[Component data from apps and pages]
○ ○ ○

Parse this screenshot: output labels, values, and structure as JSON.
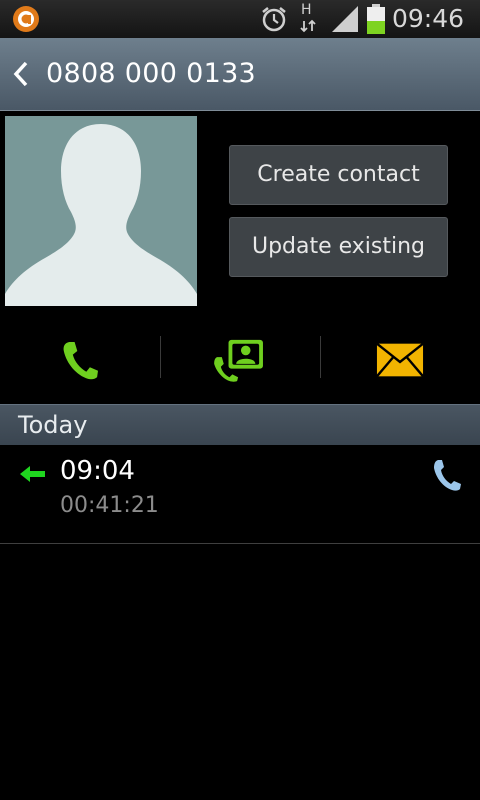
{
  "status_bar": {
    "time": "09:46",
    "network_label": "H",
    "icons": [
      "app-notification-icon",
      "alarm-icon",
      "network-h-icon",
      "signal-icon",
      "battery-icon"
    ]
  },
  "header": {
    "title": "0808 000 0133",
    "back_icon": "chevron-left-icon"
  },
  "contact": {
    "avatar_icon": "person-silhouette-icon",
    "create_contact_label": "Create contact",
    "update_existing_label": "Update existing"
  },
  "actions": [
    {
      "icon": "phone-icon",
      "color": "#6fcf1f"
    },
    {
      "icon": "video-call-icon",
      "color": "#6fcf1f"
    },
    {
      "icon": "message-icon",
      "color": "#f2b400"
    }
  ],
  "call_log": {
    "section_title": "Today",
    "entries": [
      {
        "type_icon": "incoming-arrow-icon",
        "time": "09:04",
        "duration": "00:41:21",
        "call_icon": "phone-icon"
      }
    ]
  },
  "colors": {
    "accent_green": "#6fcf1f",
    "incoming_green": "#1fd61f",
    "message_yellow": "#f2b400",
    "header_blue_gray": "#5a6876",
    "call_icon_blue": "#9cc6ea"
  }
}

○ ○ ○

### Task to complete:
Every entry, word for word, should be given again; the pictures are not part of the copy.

### Solution:
Parse this screenshot: output labels, values, and structure as JSON.
{
  "status_bar": {
    "time": "09:46",
    "network_label": "H",
    "icons": [
      "app-notification-icon",
      "alarm-icon",
      "network-h-icon",
      "signal-icon",
      "battery-icon"
    ]
  },
  "header": {
    "title": "0808 000 0133",
    "back_icon": "chevron-left-icon"
  },
  "contact": {
    "avatar_icon": "person-silhouette-icon",
    "create_contact_label": "Create contact",
    "update_existing_label": "Update existing"
  },
  "actions": [
    {
      "icon": "phone-icon",
      "color": "#6fcf1f"
    },
    {
      "icon": "video-call-icon",
      "color": "#6fcf1f"
    },
    {
      "icon": "message-icon",
      "color": "#f2b400"
    }
  ],
  "call_log": {
    "section_title": "Today",
    "entries": [
      {
        "type_icon": "incoming-arrow-icon",
        "time": "09:04",
        "duration": "00:41:21",
        "call_icon": "phone-icon"
      }
    ]
  },
  "colors": {
    "accent_green": "#6fcf1f",
    "incoming_green": "#1fd61f",
    "message_yellow": "#f2b400",
    "header_blue_gray": "#5a6876",
    "call_icon_blue": "#9cc6ea"
  }
}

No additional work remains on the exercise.